Adam Scott hopes a return to the mindset and practice schedule that helped him reach World No.1 has him ready to peak at the US PGA Championship and beyond as he chases an elusive second major title.
Scott left the Masters last month seething after letting another major slide by without being a factor and vowed not to return to competitive golf until he addressed the self-doubt and shortcuts that were infecting his game.
Now the Queenslander says a hard reset over the past month will ensure his efforts at this week's PGA Championship at Kiawah Island's Ocean Course aren't "smoke and mirrors".
With the PGA Championship, US Open, Open Championship and the lucrative FedExCup Playoffs all slated within the next four months, Scott can't afford to go through the motions and waste the remaining prime years of his career.
"I had to lay the cards on the table and be honest with myself and start with a clean slate because what I had been doing wasn't getting me to where I wanted to be." - Adam Scott.
"I've done what I needed to do since the Masters to get my game in better shape," he told AAP.
"I was spinning my wheels ... so I had to change my mindset.

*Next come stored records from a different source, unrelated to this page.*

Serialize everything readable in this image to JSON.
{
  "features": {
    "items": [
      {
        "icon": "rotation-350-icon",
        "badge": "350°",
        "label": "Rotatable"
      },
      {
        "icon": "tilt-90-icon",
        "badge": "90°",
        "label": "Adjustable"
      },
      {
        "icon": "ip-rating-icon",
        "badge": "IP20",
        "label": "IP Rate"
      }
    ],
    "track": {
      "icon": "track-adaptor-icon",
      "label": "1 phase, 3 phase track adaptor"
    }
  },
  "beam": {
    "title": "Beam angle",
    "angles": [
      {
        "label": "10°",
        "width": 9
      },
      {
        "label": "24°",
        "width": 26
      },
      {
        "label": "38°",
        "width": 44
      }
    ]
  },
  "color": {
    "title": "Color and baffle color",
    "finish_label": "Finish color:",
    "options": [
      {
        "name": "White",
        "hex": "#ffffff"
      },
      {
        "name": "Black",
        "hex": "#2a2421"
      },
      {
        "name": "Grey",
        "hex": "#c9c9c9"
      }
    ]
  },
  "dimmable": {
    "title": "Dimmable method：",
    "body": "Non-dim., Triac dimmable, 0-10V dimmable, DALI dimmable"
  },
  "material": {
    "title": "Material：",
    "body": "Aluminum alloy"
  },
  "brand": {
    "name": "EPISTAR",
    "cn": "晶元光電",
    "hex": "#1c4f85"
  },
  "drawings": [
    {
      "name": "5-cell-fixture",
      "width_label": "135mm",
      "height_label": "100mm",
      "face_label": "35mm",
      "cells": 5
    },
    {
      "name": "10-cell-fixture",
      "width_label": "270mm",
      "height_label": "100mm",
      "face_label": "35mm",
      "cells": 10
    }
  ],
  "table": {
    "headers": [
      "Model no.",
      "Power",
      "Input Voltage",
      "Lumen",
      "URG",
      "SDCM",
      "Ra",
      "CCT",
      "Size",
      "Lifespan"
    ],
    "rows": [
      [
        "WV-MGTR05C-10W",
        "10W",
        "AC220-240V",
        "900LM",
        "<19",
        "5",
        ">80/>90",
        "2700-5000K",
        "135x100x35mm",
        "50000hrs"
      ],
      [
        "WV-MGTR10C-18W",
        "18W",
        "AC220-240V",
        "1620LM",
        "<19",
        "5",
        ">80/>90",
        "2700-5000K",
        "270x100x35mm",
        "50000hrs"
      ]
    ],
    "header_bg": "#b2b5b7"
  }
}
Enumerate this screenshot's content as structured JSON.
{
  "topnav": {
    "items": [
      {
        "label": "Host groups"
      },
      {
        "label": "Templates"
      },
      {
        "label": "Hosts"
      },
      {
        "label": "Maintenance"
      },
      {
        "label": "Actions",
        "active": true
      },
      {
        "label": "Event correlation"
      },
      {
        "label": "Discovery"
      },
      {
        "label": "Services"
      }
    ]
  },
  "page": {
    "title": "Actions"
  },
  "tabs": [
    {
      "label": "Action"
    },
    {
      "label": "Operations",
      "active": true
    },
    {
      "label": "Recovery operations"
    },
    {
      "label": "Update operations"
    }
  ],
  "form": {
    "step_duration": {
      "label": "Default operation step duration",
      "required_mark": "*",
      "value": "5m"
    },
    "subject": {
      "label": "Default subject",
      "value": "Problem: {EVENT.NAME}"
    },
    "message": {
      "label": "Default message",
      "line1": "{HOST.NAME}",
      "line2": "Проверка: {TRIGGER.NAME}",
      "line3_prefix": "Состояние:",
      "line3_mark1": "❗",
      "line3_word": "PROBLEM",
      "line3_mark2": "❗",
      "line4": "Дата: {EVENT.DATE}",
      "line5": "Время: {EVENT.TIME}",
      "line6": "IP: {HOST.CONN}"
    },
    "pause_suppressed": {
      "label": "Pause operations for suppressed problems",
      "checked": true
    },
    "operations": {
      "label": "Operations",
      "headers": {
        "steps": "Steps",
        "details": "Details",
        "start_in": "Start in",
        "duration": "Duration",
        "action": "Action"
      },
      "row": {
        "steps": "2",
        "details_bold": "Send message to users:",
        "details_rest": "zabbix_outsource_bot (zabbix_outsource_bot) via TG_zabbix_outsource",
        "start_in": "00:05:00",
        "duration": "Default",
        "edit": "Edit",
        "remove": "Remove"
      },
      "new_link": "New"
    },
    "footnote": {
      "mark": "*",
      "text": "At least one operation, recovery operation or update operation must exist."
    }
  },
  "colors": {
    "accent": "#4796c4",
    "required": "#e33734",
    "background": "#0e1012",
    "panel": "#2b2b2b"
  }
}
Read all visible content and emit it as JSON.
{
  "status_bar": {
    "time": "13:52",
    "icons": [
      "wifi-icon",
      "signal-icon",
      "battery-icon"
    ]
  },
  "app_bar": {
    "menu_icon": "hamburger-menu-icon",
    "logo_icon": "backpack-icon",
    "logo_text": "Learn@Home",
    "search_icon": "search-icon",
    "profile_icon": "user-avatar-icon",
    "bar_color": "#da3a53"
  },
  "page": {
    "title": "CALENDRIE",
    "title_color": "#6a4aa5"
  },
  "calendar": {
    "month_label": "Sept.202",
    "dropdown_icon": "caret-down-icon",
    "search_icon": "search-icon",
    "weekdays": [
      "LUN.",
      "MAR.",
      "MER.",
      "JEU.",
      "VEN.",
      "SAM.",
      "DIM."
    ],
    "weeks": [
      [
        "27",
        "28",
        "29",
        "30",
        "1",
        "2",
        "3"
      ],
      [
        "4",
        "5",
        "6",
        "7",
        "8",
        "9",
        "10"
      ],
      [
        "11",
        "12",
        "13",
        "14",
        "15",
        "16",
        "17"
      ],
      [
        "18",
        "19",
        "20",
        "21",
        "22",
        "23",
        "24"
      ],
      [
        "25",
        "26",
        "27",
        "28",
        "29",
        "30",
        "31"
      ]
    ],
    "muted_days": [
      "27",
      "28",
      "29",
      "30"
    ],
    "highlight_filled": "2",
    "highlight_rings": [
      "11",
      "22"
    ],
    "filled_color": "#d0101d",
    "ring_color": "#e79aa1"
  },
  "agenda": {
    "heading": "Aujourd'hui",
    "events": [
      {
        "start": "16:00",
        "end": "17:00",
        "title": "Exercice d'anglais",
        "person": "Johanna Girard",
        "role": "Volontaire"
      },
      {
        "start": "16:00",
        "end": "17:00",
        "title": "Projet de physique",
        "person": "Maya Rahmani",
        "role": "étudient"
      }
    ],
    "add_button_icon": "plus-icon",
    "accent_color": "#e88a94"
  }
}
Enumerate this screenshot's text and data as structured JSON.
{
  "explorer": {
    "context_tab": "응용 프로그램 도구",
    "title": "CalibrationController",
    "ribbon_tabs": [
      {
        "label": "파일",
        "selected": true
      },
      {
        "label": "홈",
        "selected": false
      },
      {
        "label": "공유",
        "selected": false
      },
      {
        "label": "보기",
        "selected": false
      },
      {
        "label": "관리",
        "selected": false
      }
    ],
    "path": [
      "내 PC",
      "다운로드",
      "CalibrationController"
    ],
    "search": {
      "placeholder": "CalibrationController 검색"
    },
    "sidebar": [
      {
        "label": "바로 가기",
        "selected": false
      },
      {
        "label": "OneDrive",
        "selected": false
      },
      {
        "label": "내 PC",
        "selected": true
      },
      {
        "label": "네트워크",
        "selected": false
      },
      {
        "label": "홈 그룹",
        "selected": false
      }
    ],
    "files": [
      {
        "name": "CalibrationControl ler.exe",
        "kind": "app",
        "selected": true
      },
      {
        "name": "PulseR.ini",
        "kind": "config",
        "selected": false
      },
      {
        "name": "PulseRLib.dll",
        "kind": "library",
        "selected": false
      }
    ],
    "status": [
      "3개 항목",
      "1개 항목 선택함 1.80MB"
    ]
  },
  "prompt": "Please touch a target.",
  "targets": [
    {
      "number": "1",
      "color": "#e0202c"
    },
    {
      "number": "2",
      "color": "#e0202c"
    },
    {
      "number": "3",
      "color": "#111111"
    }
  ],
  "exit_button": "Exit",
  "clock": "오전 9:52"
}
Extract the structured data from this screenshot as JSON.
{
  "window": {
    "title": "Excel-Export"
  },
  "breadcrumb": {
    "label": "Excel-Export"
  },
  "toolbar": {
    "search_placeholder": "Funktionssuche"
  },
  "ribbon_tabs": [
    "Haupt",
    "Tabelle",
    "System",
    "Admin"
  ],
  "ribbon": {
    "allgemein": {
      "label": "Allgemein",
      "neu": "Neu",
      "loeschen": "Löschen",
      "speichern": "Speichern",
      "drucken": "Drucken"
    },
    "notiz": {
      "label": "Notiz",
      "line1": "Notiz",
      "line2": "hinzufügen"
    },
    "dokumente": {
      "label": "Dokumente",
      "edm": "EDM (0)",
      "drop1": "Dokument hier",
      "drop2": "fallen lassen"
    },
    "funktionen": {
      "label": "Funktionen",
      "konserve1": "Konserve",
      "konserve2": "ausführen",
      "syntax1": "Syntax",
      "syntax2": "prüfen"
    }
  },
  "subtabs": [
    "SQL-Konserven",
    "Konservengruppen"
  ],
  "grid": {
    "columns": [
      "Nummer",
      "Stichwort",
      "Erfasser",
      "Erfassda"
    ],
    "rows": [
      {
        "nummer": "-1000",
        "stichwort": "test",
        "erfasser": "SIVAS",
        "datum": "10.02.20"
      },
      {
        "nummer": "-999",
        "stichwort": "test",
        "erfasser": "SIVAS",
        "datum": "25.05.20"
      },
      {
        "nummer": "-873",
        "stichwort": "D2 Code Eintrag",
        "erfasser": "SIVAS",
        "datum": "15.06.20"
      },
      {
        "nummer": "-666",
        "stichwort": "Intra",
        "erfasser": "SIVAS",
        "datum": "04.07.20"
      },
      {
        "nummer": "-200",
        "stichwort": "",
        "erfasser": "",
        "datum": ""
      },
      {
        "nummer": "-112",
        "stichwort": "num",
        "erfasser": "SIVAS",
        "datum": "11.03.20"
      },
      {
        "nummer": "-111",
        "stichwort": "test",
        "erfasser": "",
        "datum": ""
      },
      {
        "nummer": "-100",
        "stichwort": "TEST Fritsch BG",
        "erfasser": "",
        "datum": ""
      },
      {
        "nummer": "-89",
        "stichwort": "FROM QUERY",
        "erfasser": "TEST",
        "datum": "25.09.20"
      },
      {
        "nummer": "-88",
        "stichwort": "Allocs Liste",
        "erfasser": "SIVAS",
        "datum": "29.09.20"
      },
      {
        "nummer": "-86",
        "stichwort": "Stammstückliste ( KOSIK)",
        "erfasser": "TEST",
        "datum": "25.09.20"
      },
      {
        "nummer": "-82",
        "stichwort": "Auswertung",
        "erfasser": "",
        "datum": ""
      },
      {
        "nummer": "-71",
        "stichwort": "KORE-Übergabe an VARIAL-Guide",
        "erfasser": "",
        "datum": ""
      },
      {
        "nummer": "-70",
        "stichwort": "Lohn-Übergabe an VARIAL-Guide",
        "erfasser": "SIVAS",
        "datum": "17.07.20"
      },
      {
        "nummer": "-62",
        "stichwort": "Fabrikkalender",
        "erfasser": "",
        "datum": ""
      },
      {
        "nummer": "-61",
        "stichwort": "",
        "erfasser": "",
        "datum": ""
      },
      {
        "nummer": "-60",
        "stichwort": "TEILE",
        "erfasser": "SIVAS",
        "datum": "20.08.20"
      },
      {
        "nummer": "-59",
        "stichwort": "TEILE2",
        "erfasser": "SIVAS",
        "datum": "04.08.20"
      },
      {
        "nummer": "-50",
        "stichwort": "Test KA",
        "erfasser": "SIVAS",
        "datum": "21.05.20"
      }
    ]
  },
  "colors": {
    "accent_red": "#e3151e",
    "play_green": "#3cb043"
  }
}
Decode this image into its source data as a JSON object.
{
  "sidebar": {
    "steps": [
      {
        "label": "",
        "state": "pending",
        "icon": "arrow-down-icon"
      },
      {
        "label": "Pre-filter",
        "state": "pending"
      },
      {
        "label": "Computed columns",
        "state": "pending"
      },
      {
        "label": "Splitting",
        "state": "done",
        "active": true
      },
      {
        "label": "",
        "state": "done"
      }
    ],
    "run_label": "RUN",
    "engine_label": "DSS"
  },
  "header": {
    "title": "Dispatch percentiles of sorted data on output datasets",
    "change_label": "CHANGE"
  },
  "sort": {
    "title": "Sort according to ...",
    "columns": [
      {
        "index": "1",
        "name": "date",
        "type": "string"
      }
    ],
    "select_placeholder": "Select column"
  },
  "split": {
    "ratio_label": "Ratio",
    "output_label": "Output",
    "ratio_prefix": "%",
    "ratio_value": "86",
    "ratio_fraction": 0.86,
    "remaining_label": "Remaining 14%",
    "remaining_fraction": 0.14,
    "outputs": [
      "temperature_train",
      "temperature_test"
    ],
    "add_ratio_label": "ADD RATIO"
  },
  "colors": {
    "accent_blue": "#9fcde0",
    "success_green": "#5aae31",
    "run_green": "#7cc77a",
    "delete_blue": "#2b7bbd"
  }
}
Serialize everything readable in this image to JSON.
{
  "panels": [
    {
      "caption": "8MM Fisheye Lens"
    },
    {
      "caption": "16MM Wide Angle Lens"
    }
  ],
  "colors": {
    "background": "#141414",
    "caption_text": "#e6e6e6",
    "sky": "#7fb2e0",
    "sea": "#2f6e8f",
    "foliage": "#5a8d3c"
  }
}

"I had to lay the cards on the table and be honest with myself and start with a clean slate because what I had been doing wasn't getting me to where I wanted to be.
"I've made some moves that feel very familiar from when I was playing consistently at the top level.
"I've made decisions that have put me back in that frame of mind and then I've backed it up with the timing around my practice and training."
Scott, now 40, has had to juggle family life with his golf since the first of three children was born in early 2015 and his priorities shifted.
But he believes, with the incredible support of wife Marie, he's now been able to replicate the settings he had in place from 2011 through 2014 – a spell in which he finished inside the top 15 in 13 of 16 majors played, including his famous 2013 Masters triumph.
In the 24 majors since, 2015 Scott has just six top-15 finishes, the most recent coming pre-COVID in 2019.
The 14-time PGA Tour winner is part of an eight-man contingent vying to be the first Australian to win a major since Jason Day claimed the PGA Championship in 2015.
Scott was in the mix early when the PGA was last played on the coastal course in 2012 before drifting to 11th.
"When you look deeper into it, some of it was caring too much," Scott said.
"I had to remember not to try so hard and get back into that self-belief of knowing I'm a good player and look what happens if you just let go a little bit and let your talent show up.
"I had to let go of indecision and get my mind to think like a top player again."
- Ben Everill, Australian Associated Press